====== Provided material ======

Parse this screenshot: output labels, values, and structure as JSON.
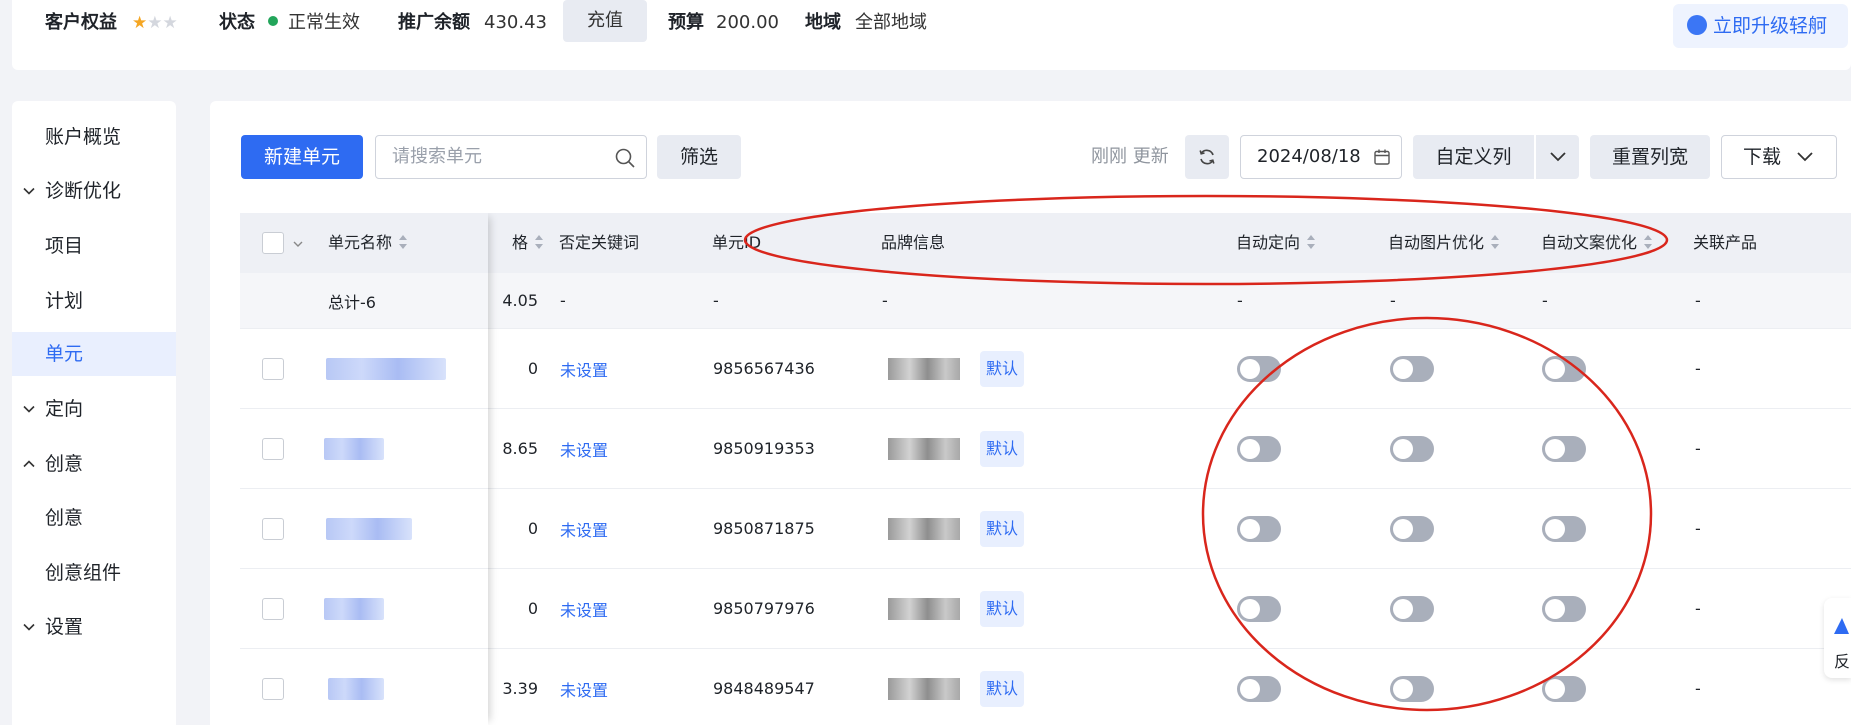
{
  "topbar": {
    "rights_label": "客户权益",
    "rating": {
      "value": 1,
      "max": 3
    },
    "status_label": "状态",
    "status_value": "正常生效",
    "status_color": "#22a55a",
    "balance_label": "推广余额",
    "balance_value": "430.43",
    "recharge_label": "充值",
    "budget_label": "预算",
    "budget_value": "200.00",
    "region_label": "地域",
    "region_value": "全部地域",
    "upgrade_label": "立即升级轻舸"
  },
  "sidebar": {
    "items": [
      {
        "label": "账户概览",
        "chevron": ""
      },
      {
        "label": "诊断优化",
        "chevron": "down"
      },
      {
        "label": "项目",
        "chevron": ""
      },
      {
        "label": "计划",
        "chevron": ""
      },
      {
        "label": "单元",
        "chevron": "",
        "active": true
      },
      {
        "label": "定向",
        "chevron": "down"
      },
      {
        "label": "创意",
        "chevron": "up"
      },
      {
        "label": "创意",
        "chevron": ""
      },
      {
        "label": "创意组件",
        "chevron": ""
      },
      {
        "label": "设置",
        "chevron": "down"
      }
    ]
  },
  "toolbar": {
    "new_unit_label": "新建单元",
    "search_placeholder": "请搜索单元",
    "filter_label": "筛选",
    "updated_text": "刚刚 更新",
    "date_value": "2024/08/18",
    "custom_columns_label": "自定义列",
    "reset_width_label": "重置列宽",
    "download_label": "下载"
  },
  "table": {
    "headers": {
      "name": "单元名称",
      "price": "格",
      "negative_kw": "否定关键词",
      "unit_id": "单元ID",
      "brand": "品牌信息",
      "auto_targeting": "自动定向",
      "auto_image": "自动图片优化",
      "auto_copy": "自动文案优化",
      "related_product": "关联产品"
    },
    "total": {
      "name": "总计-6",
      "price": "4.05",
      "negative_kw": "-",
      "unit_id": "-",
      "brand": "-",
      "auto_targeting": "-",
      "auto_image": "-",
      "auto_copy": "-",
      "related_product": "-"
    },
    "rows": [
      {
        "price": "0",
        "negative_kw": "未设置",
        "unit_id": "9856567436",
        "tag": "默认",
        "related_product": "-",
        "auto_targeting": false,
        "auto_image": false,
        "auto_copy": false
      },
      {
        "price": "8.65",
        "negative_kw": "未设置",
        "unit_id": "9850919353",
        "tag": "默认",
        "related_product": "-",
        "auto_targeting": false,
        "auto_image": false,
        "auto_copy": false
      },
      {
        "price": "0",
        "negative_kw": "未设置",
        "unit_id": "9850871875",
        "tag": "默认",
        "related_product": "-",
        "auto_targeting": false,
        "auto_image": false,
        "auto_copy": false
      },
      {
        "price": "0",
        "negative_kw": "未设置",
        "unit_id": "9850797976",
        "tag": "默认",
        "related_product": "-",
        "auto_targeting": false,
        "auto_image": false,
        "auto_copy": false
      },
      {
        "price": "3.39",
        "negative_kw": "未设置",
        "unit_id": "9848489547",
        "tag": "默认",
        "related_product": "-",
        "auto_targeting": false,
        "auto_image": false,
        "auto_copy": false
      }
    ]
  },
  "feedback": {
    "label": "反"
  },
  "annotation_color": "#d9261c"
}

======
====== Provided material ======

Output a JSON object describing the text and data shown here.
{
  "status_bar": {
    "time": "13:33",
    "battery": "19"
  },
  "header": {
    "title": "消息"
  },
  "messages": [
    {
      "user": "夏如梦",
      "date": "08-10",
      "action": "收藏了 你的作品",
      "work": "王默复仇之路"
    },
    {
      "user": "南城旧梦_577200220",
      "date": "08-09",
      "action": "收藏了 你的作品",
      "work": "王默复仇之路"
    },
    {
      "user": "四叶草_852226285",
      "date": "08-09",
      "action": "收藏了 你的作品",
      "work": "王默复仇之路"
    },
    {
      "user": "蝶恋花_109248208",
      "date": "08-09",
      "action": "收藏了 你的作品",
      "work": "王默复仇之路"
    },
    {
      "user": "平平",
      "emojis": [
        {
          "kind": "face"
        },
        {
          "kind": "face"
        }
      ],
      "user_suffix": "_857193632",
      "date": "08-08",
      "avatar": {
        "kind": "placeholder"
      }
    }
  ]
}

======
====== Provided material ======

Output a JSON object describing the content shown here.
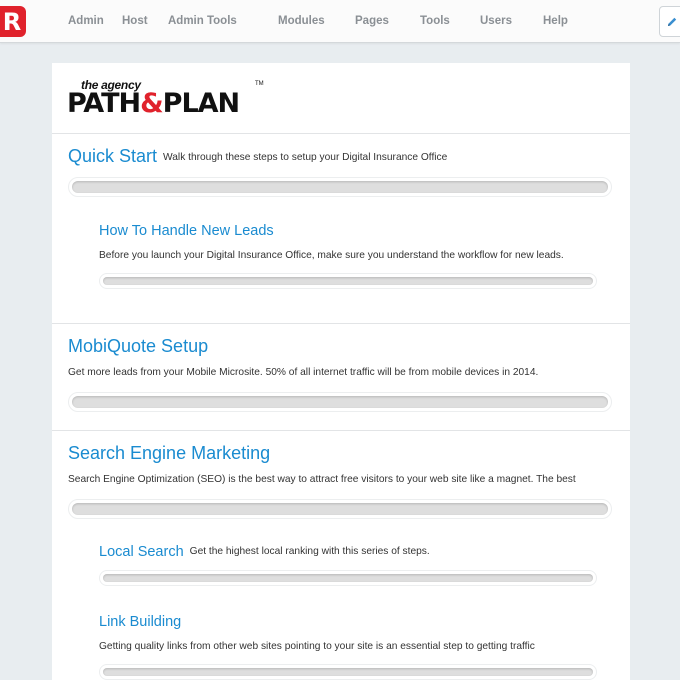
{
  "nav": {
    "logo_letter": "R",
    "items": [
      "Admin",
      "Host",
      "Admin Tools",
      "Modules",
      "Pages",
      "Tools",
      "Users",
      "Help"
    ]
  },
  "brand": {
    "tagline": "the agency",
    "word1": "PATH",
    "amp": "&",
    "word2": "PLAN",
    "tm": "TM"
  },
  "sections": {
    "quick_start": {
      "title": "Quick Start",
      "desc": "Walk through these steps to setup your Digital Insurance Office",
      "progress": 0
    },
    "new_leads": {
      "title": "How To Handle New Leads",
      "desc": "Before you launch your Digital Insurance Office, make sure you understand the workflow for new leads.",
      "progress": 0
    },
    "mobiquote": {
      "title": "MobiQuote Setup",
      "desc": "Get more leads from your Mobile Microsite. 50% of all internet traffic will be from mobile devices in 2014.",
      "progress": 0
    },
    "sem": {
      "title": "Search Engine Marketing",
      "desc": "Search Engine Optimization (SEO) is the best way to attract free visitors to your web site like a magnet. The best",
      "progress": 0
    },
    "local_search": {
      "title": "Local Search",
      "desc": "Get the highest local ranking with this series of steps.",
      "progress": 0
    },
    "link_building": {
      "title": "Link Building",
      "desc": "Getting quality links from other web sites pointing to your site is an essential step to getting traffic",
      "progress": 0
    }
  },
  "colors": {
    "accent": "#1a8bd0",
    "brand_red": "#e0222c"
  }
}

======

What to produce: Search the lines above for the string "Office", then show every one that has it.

Solution:
      "desc": "Walk through these steps to setup your Digital Insurance Office",
      "desc": "Before you launch your Digital Insurance Office, make sure you understand the workflow for new leads.",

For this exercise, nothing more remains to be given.